The present intention of the Yves Tanguy Committee is to include this work in the revised edition of the catalogue raisonné of his paintings and gouaches.
Dangers des courants is an exquisite subaquatic mindscape by Yves Tanguy painted in 1938. Mysterious pebbles are scattered across the soft expanse, which recalls the sandy bed of the sea or a desert. Forms resembling jellyfish in their spectral, bubble-like shapes emerge among these other objects, as well as twig-like assemblages that appear sculptural. Tanguy has created a rich interplay of texture and colour with the amorphous elements in this picture, revealing the automatism that he so valued as well as the intense lyricism of his Surreal vision and the meticulous craftsmanship that such jewel-like detailing involved.
The title, Dangers des courants, appears to hint at the maritime theme that is invoked by these jostling forms. Tanguy himself had spent two years in the Merchant Navy and related strongly to the sea. His pictures often had a marine quality, with the soft light, off-set by the crisp shadows, and the distorted sense of distance. This impression of the sea-bed was more marked before his move to the United States of America, when rocks and the desert became more of an inspiration. In Dangers des courants, the range of components are visions of some impossible aquatic realm: these forms appear as creatures, a mysterious bestiary. They teeter on the brink of recognition, alien yet somehow knowable, be it in the arm-like strands of the right-hand stick-creation or the more globular forms elsewhere.

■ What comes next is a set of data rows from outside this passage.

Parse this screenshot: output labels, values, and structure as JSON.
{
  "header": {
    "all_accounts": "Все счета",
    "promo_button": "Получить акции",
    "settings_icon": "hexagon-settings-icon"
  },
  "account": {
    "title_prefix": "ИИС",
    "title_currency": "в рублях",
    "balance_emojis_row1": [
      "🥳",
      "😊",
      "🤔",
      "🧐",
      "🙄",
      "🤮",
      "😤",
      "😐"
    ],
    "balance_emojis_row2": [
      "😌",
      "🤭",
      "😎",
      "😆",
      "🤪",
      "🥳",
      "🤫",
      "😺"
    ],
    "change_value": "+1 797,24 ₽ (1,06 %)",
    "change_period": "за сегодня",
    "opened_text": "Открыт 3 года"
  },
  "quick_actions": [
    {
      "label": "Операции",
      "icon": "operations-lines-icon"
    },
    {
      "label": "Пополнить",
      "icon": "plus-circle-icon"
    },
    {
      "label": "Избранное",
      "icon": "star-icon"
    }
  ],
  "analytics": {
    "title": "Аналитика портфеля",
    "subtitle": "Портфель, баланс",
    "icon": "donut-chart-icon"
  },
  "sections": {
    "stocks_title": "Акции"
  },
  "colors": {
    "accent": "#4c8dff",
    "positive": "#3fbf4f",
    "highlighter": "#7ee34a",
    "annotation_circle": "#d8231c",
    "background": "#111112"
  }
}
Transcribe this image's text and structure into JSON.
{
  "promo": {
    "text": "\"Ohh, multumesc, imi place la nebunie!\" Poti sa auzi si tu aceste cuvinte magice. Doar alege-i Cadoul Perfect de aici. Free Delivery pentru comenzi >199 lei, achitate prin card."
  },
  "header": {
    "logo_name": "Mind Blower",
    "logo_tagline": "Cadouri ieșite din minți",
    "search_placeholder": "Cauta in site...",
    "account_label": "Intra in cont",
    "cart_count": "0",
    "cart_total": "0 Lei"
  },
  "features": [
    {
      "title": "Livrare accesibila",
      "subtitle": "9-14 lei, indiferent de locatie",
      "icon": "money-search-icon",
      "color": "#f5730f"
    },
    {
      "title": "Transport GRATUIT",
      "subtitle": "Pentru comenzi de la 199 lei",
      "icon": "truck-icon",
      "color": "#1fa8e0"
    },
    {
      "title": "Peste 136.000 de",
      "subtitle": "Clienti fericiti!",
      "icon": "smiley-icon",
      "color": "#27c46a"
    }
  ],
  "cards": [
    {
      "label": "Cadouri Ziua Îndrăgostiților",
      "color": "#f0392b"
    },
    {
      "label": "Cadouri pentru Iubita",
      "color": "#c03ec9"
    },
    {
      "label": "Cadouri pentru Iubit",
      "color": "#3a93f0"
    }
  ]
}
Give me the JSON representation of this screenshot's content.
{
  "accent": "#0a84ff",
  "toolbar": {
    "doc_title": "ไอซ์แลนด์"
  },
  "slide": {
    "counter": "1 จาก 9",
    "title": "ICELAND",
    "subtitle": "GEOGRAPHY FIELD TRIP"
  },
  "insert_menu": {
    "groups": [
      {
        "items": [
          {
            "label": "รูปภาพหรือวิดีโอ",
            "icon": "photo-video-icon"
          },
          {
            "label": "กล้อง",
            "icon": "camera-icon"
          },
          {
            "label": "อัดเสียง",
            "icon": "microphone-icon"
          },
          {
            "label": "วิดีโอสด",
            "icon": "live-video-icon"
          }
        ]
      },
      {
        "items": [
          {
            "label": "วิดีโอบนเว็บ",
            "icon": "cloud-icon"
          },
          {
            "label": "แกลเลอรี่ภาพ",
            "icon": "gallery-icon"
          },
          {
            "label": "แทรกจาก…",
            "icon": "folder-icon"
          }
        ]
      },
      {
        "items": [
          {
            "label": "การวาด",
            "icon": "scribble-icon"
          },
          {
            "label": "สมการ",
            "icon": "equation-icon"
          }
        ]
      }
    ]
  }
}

Dangers des courants relates to three other pictures of the same title and format, all of which were shown in one of Tanguy's early one-man exhibitions, held at Guggenheim Jeune in London in the same year that the picture was painted. Peggy Guggenheim became romantically involved with Tanguy around this time; in addition, it seems that Kay Sage, whom he would later marry, entered his orbit then, acquiring one of his pictures, perhaps from that show. On that occasion, a catalogue had been published with a foreword by André Breton, which he had written for a Paris show that had taken place earlier that year, which he ended with the words: 'Yves Tanguy, the painter of fearful aerial, subterranean and maritime elegance, the man in whom I see the moral adornment of our time: my charming friend' (A. Breton, Surrealism and Painting, London, 1965, p. 175).